“In this case, for the project now being proposed, it is constructed precisely along these lines. Childcare reform as outlined above will pay for itself in reduced costs to the state. It will need investment for about five years in order to cover the cost of running two programs in parallel: the existing, extremely problematic state childcare scheme, and the new program needed to replace it for the purpose of giving children a decent life. The old program will be phased out as the new program is phased in. After this phase transition is complete, the state will from that time forward pay out less money for state childcare. Children will have a better life, and will be more likely to become healthy, productive assets to the nation rather than liabilities with diminished human development, diminished education, and the message that they are not important — the basis for serious trouble. There is no need whatsoever to give these children less than a good quality of life as they grow and mature. The only problem is reorganization of existing resources.”
For Cardinal Vincent Nichols, Archbishop of Westmister its about the primacy of the human person, as it is with people-centered economics.

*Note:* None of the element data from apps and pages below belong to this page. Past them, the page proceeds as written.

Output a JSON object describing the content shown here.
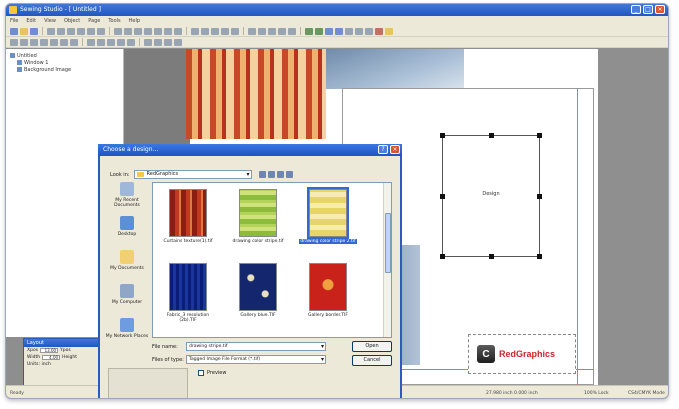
{
  "app": {
    "title": "Sewing Studio - [ Untitled ]",
    "menu": [
      "File",
      "Edit",
      "View",
      "Object",
      "Page",
      "Tools",
      "Help"
    ]
  },
  "tree": {
    "items": [
      {
        "label": "Untitled",
        "level": 0
      },
      {
        "label": "Window 1",
        "level": 1
      },
      {
        "label": "Background Image",
        "level": 1
      }
    ]
  },
  "canvas": {
    "design_label": "Design",
    "logo_text": "RedGraphics",
    "logo_glyph": "C"
  },
  "palette": {
    "title": "Layout",
    "rows": [
      {
        "label": "Xpos",
        "value": "13.00",
        "label2": "Ypos"
      },
      {
        "label": "Width",
        "value": "4.00",
        "label2": "Height"
      },
      {
        "label": "Units: inch",
        "value": "",
        "label2": ""
      }
    ]
  },
  "dialog": {
    "title": "Choose a design...",
    "look_in_label": "Look in:",
    "look_in_value": "RedGraphics",
    "places": [
      "My Recent Documents",
      "Desktop",
      "My Documents",
      "My Computer",
      "My Network Places"
    ],
    "files": [
      {
        "name": "Curtains texture(1).tif",
        "selected": false
      },
      {
        "name": "drawing color stripe.tif",
        "selected": false
      },
      {
        "name": "drawing color stripe 2.tif",
        "selected": true
      },
      {
        "name": "Fabric_3 resolution (2b).TIF",
        "selected": false
      },
      {
        "name": "Gallery blue.TIF",
        "selected": false
      },
      {
        "name": "Gallery border.TIF",
        "selected": false
      }
    ],
    "file_name_label": "File name:",
    "file_name_value": "drawing stripe.tif",
    "files_of_type_label": "Files of type:",
    "files_of_type_value": "Tagged Image File Format (*.tif)",
    "open_label": "Open",
    "cancel_label": "Cancel",
    "preview_label": "Preview"
  },
  "status": {
    "left": "Ready",
    "coords": "27.980 inch  0.000 inch",
    "zoom": "100% Lock",
    "doc": "CS4/CMYK Mode"
  }
}
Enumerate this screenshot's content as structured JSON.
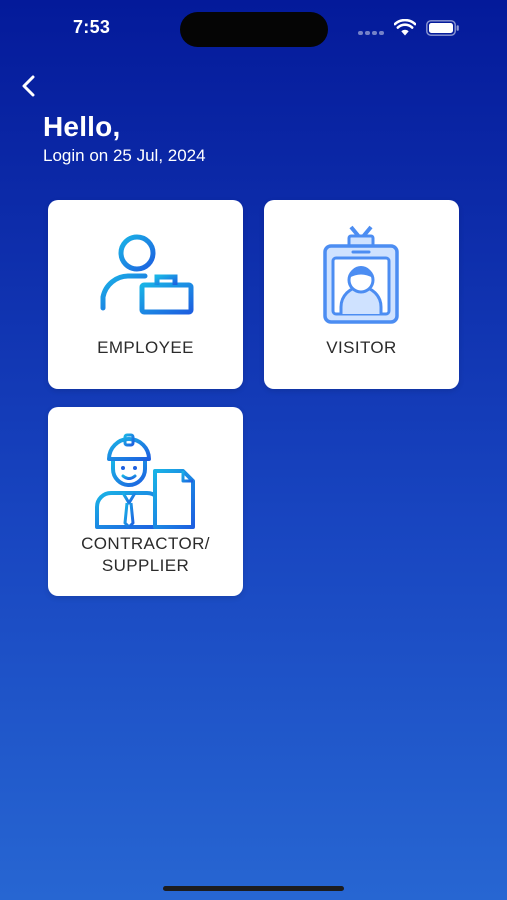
{
  "status_bar": {
    "time": "7:53",
    "icons": [
      "signal-icon",
      "wifi-icon",
      "battery-icon"
    ]
  },
  "header": {
    "back_icon": "chevron-left-icon",
    "greeting": "Hello,",
    "login_date": "Login on 25 Jul, 2024"
  },
  "cards": [
    {
      "label": "EMPLOYEE",
      "icon": "employee-id-icon"
    },
    {
      "label": "VISITOR",
      "icon": "visitor-badge-icon"
    },
    {
      "label": "CONTRACTOR/\nSUPPLIER",
      "icon": "contractor-worker-icon"
    }
  ],
  "colors": {
    "background_top": "#041a9a",
    "background_bottom": "#2766d2",
    "card_background": "#ffffff",
    "label_text": "#2b2b2b",
    "icon_gradient_start": "#1ab3e6",
    "icon_gradient_end": "#1d5fe0",
    "visitor_icon_blue": "#4c8df2",
    "visitor_icon_light": "#cfe2ff"
  }
}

“My starting point is simple. It is the good of the human person. As a Catholic I have a fundamental belief, along with many others and indeed shared by very many people of no faith, that we must start from the conviction that people really matter. We are none of us simply producers, or consumers, or employees. What we all share first and foremost is a common humanity. Good societies are built on that fundamental respect for the human person. All human institutions — whether public, private, charitable or for profit, secular or faith based– have an overriding obligation to act in a way that serves human dignity and promotes the common good. When they fail to do that — and the Catholic Church has experienced in recent years just such failures — then trust is eroded. Recovering trust, or better recovering trustworthiness, is hard work and takes a long time.”
As Pope Benedict had reasoned in his encyclical Caritas in Veritate when he wrote of the need for ethics in our economy which are people-centered:
“Striving to meet the deepest moral needs of the person also has important and beneficial repercussions at the level of economics. The economy needs ethics in order to function correctly — not any ethics whatsoever, but an ethics which is people-centred.”
“This is not merely a matter of a “third sector”, but of a broad new composite reality embracing the private and public spheres, one which does not exclude profit, but instead considers it a means for achieving human and social ends. Whether such companies distribute dividends or not, whether their juridical structure corresponds to one or other of the established forms, becomes secondary in relation to their willingness to view profit as a means of achieving the goal of a more humane market and society. “
Pope Francis followed with Evangelii Gaudium, saying:
“It is heartbreaking that the world today is more concerned about the health of banks than homeless children dying of starvation and cold”, and called on the Catholic Church to seek out those who need help the most.”This is happening today. If investments in banks fall, it is a tragedy and people say ‘what are we going to do?’ but if people die of hunger, have nothing to eat or suffer from poor health, that’s nothing. This is our crisis today,”
“The current financial crisis can make us overlook the fact that it originated in a profound human crisis: the denial of the primacy of the human person! We have created new idols. The worship of the ancient golden calf (cf. Ex 32:1–35) has returned in a new and ruthless guise in the idolatry of money and the dictatorship of an impersonal economy lacking a truly human purpose. The worldwide crisis affecting finance and the economy lays bare their imbalances and, above all, their lack of real concern for human beings; man is reduced to one of his needs alone: consumption.”
So, When do words translate into deeds?